Crazy Horse witnessed the violation of the treaty of 1868. This treaty had been signed by the President of the United States himself, and promised that the Black Hills would forever be the sacred land of the Indians. But he did not take the warpath until he saw his friend Conquering Bear killed, and it became apparent that the breaking of guarantees of meat, clothing, tents and other necessities were little more than plots for genocide.
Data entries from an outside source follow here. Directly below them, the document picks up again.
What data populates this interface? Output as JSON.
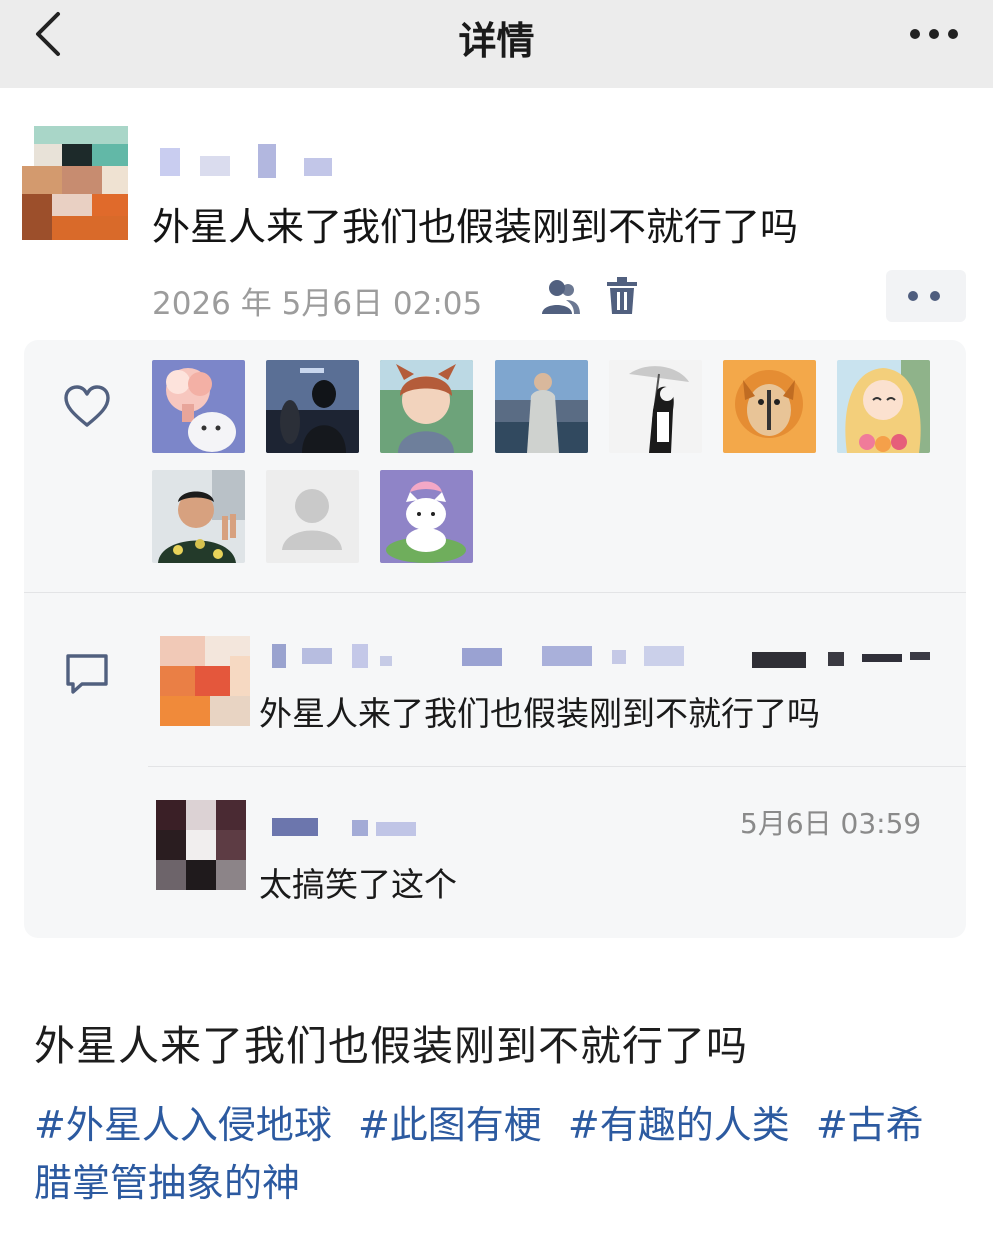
{
  "nav": {
    "title": "详情",
    "back_icon": "chevron-left-icon",
    "more_icon": "more-dots-icon"
  },
  "post": {
    "text": "外星人来了我们也假装刚到不就行了吗",
    "time": "2026 年 5月6日 02:05",
    "icons": [
      "friends-icon",
      "trash-icon"
    ]
  },
  "likes": {
    "icon": "heart-icon",
    "avatars": [
      "cartoon-explosion-cat",
      "dark-figures-night",
      "anime-boy-cat-ears",
      "man-at-lake",
      "anime-girl-umbrella",
      "shiba-dog-orange",
      "anime-girl-blonde",
      "man-peace-sign",
      "default-avatar",
      "hello-kitty-lotus"
    ]
  },
  "comments": [
    {
      "text": "外星人来了我们也假装刚到不就行了吗",
      "time": ""
    },
    {
      "text": "太搞笑了这个",
      "time": "5月6日 03:59"
    }
  ],
  "caption": {
    "text": "外星人来了我们也假装刚到不就行了吗",
    "tags": [
      "#外星人入侵地球",
      "#此图有梗",
      "#有趣的人类",
      "#古希腊掌管抽象的神"
    ]
  },
  "colors": {
    "nav_bg": "#ececec",
    "panel_bg": "#f6f7f8",
    "link": "#2c5aa0",
    "icon": "#4f5d7e"
  }
}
The original government plans for dealing with the Lakota Indians involved three regiments under the command of Crook, Gibbon, and Custer to ambush the greater part of the Lakota and Cheyenne population between them, and slaughter them. Crazy Horse does not get much credit for Custer’s defeat, but it was in fact his band that turned General Crook’s forces back at Rosebud Creek. Without Crook’s infantry support, Custer didn’t have a chance. The arrogant Custer, underestimating indian military prowess, divided his regiment into three parts to ensure that fewer Indians would escape. The battle of Little Big Horn was one the greatest fiascoes of the United States Army. Thousands of Lakota, Cheyenne and Arapaho warriors drove Custer’s troops back, surrounded them, and killed all 210 of them. All of this bloodshed because the U.S. Government wanted to break the treaty. White scholars, suffering from historical amnesia, portray Custer as an elegant and gentle man who was surrounded and killed by bloodthirsty savages. He does not get a place on these pages.
In 1877 Crazy Horse’s daughter, his only child and wife both began to die from tuberculosis while staying at Fort Robinson. Crazy Horse’s safety was assured in and out of the Fort, and Crazy Horse resolved to speak with the Commanding Officers. He may have seen this as the last opportunity to see his family, or to visit with his people imprisoned there, but the Officers in charge had a different agenda than the one they shared with Crazy Horse. When he walked into the building and saw the bars on the windows he drew a knife and rushed to try to free his brothers and sisters imprisoned in the stockade. Under the command of an Indian policeman, Little Big Man, who was a friend and companion of Crazy Horse, seized his arms, and a infantry man drove his bayonet into his back, mortally wounding him.
His betrayal makes him the epitome of the tragedy of the Red Man since the White Man moved in on their land. He is here honored for the singularity of his purpose, his humble life, for his fierce determination to preserve his people’s traditional way of life, and the way that he brought meaning to his people with his unshakable valor.